Picture this: You hit the snooze button one too many times, had a last minute project thrown at you at work, and then sat in an hour of evening traffic.
Finally home, you breathe a sigh of relief, head into the kitchen, and decide you deserve a snack after the day you’ve had. Maybe you reach for a few crackers, then a bit of chocolate.
Before you know it, you’ve munched your way through the entire kitchen without eating a proper meal. You’re stuffed, ashamed, and wondering what the heck just happened?!
It’s called emotional eating, and in a nutshell, it is eating for any other reason besides actual physical hunger, fuel or nourishment.
3 Trademarks of Emotional Eating
Binging – usually on high-sugar and carbohydrate-rich comfort foods (i.e. junk food). How many people do you know who reach for avocado and apples when they’re upset?
Mindlessly eating – you’re not aware of what or how much you’re eating or how those foods are making your body feel
Eating to numb, soothe, please, relax, or reward self, i.e. “I had a bad day and deserve it” kind of thinking. Eating during these times provides temporary relief, but often leaves you feeling worse than where you started!
The trouble with emotional eating is it overrides your body’s natural hunger cycle and can promote things like:
an increase in your risk for inflammation and chronic disease
create an unhealthy relationship between you and food
lead to more danger types of disordered eating
What Triggers Emotional Eating?
Even though it’s called “emotional eating” because people often reach for food to cope with their feelings, there are a lot of other non-hunger reasons that can prompt you to eat.
Some common non-hunger reasons include:
Uncomfortable emotions, like anger, guilt, fear, and sadness
Need to feel pleasure and/or comfort
If any of those scenarios sound familiar, know that you’re not alone! Emotional eating affects a lot of people at one point or another. It’s not your fault! There are so many underlying factors in place as well, like hormonal imbalances, candida overgrowth, fatigue, and all the crazy addictive stuff they put into our favourite comfort foods.
I know a big trigger for me for emotional eating is fatigue when I’ve taken on too much and haven’t prioritized my sleep. Over time, I have learned to become aware of this so when I feel myself slipping, I ask myself, am I hungry, or just tired? Do I need to cancel some meetings because I have over scheduled myself? If this is something you struggle with as well, I have some great tips for you below.
Six (6) Tips to Help You Get a Handle on Emotional Eating…for good!
Have a non-food outlet in place to process uncomfortable feelings
Try journaling, exercising, or talking to a trusted friend or counselor. I love making gratitude lists when I feel overwhelmed or pissed off:)
Manage stress to the best of your ability

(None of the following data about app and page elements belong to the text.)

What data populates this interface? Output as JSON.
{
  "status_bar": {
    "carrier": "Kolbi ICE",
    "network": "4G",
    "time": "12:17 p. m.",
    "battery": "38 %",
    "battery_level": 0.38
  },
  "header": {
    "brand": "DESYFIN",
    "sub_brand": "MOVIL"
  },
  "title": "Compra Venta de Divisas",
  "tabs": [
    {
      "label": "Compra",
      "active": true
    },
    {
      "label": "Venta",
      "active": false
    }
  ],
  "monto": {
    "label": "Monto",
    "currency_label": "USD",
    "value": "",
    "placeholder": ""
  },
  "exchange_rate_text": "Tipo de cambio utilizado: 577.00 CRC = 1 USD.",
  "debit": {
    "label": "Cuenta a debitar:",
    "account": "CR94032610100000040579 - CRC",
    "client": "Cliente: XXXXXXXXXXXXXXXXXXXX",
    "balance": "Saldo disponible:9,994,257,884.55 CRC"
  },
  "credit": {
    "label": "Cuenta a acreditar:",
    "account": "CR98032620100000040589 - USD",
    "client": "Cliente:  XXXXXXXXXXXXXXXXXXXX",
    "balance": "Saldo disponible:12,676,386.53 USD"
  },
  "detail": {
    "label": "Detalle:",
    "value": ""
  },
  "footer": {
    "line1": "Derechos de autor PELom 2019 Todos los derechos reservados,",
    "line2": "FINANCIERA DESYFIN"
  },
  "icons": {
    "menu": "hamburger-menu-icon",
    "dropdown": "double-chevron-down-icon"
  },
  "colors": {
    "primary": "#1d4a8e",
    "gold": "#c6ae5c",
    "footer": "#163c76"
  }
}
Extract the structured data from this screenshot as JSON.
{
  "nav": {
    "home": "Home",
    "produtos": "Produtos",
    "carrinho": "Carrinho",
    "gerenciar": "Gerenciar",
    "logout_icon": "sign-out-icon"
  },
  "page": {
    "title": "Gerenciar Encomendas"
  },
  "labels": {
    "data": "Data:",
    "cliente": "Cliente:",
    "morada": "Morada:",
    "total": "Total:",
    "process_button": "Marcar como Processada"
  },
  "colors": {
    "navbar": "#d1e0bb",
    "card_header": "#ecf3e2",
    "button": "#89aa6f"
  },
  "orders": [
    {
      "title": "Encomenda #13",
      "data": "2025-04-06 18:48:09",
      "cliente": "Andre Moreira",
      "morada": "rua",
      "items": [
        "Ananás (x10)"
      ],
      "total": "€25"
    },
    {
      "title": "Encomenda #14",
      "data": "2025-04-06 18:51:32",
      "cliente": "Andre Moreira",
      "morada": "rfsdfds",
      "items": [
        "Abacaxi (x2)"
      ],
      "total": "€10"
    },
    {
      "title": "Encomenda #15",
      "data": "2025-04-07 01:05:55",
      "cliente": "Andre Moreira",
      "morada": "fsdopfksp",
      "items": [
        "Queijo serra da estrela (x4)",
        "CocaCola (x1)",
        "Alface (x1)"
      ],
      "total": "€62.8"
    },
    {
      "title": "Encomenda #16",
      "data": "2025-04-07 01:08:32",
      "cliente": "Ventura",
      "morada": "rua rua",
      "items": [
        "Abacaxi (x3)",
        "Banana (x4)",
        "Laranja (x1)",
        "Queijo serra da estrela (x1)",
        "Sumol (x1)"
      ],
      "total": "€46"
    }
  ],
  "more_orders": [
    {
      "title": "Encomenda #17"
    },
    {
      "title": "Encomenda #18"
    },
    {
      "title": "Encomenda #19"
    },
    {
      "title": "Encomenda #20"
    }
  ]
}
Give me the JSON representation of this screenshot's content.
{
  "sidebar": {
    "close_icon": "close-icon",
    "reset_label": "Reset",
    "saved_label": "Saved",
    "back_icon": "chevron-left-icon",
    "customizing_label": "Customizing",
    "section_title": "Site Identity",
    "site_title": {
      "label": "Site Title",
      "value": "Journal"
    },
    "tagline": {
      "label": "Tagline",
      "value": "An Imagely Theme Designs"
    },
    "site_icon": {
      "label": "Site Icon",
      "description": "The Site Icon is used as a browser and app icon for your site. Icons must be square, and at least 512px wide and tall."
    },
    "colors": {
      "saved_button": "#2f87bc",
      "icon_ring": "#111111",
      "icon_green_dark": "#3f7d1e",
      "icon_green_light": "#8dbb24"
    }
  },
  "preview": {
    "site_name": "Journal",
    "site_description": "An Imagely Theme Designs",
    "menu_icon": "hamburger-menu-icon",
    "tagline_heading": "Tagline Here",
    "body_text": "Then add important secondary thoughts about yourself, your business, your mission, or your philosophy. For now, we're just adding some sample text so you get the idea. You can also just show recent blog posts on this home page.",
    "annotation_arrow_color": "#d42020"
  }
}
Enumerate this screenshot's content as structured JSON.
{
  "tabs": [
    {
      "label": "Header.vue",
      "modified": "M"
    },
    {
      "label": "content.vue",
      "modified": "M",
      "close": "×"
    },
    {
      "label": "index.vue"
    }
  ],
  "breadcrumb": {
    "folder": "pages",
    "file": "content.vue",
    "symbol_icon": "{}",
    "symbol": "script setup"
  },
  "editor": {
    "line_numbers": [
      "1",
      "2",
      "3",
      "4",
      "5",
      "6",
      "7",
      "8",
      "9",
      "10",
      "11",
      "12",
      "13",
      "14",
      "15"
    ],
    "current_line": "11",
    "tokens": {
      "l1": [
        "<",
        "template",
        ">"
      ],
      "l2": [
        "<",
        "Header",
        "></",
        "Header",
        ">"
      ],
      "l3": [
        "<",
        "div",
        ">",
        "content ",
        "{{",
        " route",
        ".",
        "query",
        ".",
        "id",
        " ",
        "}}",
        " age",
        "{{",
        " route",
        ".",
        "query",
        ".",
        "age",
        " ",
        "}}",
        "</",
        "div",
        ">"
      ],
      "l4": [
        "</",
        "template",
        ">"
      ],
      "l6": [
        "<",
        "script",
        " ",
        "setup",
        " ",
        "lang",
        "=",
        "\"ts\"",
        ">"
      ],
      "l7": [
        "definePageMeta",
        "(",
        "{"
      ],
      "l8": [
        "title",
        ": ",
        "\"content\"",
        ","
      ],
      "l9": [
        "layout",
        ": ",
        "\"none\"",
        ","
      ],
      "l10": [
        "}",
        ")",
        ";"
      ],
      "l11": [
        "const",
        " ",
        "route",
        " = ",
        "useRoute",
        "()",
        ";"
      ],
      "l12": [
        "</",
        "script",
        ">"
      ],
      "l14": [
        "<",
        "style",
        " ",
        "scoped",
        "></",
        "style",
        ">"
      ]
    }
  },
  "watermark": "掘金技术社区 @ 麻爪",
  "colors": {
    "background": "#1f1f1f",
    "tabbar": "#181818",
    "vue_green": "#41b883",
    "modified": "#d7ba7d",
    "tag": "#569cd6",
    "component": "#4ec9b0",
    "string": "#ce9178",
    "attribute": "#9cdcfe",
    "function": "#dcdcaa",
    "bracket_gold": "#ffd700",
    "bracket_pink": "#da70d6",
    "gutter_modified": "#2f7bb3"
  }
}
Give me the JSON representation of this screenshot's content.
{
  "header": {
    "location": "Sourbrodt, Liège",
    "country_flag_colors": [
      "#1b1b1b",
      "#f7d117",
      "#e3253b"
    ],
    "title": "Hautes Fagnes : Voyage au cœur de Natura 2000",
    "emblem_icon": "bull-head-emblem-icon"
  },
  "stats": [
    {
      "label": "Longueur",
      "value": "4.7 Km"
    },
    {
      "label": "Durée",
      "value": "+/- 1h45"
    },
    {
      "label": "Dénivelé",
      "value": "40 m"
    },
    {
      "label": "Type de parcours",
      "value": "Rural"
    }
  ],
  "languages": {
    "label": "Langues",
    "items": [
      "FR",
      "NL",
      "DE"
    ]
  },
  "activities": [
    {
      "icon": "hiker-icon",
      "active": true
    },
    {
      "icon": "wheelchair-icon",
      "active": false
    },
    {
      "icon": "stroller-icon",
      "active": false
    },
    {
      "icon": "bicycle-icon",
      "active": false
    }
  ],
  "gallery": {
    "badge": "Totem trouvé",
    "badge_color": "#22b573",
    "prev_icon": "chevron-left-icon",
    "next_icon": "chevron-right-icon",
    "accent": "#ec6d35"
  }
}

This is the big one!! Exercise, meditation, deep breathing, getting enough sleep, and not taking on more than you can realistically handle can help decrease stress levels.
Call a friend, take a walk, pick up a book, or tackle a DIY project or hobby you’ll enjoy when you know boredom is likely to strike.
Pamper yourself with some essential oils, a replenishing nap, or curl up with a good book – whatever makes you feel good!
Practice mindful eating
Avoid distractions like TV, computer screens, and phones at meals. Your focus should be on the food in front of you.
Allow yourself to cultivate the feeling of gratitude for your food – this helps to repair an unhealthy relationship with food.
Eat slowly, chew, and savour each bite. This helps give your body time to receive the signal from your brain when it’s full.
Never eat out of a bag – always take out a portion of food that’s appropriate for you.
Balance your meals.
The majority of your diet should be nutrient-dense whole foods.
Allow for occasional treats and indulgences so you don’t feel deprived.
Include protein, fibre, and healthy fat at each meal to promote satiety and a stable blood sugar.
These energy balls feel like an indulgent snack, but are made from whole food ingredients and contain a bit of protein, healthy fat, and fibre to keep you fuller longer.
Chocolate Chip Almond Butter Energy Balls
1 cup natural almond butter (or other natural nut butter)
½ cup coconut flour
½ cup dark chocolate chips
¼ cup maple syrup
Pinch of sea salt
Optional toppings – unsulfured coconut flakes, sesame seeds, chia seeds, or raw cacao powder
How to prepare
Combine all ingredients in a medium mixing bowl, stirring until smooth. If mixture is too thick, add 1 tbsp of water at a time to help the mixture come together.
Scoop 1 tablespoon of the mixture and use your hands to roll into a ball. If you’re using a topping, put about 2 Tbsp onto a plate, then roll your ball in it. Repeat with remaining mixture.
Store energy balls in an airtight container in refrigerator up to 1 week. (I like to keep mine in the freezer – it’s slows down the eating and keeps the balls fresh for longer!)